- **EXERCISE INSTRUCTIONS**
Find every line below that contains the word "about" and copy it out.

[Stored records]

......

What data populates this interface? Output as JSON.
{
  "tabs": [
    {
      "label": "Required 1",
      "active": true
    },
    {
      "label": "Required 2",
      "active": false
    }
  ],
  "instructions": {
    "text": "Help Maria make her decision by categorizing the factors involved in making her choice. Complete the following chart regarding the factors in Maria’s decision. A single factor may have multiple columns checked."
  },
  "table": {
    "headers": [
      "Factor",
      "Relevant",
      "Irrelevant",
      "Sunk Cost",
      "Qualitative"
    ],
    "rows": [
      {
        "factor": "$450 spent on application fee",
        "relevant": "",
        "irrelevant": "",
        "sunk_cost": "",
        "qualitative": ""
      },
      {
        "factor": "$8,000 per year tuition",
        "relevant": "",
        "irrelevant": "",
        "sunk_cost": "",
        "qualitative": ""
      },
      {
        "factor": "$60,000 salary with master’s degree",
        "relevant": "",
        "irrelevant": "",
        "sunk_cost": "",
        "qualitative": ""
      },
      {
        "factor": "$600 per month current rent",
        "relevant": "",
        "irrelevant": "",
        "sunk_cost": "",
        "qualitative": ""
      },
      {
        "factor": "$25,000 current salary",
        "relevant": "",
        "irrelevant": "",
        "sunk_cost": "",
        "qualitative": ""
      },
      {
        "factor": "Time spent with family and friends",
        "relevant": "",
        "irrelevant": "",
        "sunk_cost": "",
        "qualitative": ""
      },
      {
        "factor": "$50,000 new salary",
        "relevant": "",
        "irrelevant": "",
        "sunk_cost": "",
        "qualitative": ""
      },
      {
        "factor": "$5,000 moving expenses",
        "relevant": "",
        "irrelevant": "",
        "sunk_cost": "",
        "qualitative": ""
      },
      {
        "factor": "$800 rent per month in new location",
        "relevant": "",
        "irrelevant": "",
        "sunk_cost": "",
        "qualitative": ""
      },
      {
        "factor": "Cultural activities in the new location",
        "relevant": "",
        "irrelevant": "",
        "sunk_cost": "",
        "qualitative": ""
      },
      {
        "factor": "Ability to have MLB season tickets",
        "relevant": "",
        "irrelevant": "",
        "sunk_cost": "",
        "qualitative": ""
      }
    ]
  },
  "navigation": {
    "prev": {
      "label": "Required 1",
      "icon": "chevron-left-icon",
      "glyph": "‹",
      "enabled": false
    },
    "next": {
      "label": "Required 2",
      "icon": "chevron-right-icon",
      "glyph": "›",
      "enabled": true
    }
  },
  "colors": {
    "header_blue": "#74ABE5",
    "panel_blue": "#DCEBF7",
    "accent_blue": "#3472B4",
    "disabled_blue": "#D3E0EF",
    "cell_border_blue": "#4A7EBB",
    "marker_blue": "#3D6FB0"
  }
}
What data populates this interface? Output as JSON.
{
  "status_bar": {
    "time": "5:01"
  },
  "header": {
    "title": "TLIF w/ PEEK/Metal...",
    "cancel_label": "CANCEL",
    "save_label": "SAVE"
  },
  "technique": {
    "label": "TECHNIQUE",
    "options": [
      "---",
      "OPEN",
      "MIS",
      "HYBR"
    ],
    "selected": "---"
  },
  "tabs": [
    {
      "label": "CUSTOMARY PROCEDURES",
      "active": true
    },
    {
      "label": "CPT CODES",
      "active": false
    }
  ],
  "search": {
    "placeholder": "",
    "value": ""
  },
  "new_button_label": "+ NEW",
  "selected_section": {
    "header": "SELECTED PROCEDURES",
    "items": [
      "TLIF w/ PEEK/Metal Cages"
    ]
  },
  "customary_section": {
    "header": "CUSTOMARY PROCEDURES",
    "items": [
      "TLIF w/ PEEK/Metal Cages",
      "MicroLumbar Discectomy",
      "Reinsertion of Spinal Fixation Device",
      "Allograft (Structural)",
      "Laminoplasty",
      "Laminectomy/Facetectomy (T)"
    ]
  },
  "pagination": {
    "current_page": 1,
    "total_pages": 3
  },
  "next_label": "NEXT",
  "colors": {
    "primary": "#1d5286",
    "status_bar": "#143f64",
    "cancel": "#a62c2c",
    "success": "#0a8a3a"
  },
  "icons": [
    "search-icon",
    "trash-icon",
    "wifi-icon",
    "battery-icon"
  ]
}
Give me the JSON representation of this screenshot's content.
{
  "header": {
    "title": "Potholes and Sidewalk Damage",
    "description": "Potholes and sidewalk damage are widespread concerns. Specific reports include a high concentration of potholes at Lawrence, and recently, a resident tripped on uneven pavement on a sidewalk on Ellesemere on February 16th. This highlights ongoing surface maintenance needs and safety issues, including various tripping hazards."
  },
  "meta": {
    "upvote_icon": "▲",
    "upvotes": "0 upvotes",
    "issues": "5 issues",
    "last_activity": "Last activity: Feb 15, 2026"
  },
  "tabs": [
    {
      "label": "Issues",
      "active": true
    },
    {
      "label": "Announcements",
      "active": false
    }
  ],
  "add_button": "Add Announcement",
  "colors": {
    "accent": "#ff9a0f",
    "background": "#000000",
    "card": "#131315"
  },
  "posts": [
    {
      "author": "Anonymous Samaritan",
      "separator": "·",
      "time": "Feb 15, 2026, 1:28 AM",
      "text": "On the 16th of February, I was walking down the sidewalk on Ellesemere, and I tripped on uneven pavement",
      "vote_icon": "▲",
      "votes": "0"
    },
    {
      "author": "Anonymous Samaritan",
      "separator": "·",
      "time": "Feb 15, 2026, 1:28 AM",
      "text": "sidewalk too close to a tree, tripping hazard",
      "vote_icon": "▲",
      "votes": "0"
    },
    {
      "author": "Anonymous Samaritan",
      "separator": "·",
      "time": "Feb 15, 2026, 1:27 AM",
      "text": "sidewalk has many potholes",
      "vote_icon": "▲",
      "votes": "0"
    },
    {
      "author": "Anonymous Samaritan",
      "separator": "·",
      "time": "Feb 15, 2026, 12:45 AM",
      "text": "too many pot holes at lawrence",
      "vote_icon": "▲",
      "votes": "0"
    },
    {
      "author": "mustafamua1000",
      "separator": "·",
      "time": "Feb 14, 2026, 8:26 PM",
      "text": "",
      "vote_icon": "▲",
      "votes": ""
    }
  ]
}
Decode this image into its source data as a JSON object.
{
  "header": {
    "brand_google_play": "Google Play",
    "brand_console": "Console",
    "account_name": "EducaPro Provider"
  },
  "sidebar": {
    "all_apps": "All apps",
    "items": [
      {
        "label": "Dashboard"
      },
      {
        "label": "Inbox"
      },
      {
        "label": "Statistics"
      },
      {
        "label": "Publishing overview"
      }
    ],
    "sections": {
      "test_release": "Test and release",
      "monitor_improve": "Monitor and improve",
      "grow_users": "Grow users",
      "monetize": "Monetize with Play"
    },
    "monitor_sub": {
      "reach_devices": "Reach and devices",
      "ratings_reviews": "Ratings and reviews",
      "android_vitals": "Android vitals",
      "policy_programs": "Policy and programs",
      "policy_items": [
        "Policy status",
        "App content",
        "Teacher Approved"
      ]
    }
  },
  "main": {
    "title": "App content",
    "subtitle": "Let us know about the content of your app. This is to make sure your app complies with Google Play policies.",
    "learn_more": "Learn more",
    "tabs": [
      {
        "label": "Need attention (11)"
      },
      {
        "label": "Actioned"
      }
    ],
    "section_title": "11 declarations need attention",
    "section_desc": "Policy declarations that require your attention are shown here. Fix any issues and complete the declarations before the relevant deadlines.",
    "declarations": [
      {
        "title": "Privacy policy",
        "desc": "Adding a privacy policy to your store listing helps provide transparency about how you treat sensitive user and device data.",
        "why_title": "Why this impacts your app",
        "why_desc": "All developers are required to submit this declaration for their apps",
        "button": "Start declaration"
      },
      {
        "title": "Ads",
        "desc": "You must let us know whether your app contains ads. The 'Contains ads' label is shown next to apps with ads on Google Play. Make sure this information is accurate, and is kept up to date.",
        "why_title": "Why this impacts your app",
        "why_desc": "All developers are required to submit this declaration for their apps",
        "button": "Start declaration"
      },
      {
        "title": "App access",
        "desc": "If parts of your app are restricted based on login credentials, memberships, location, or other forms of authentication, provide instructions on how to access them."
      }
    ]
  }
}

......

- **SOLUTION TO THE PROBLEM**
    "subtitle": "Let us know about the content of your app. This is to make sure your app complies with Google Play policies.",
        "desc": "Adding a privacy policy to your store listing helps provide transparency about how you treat sensitive user and device data.",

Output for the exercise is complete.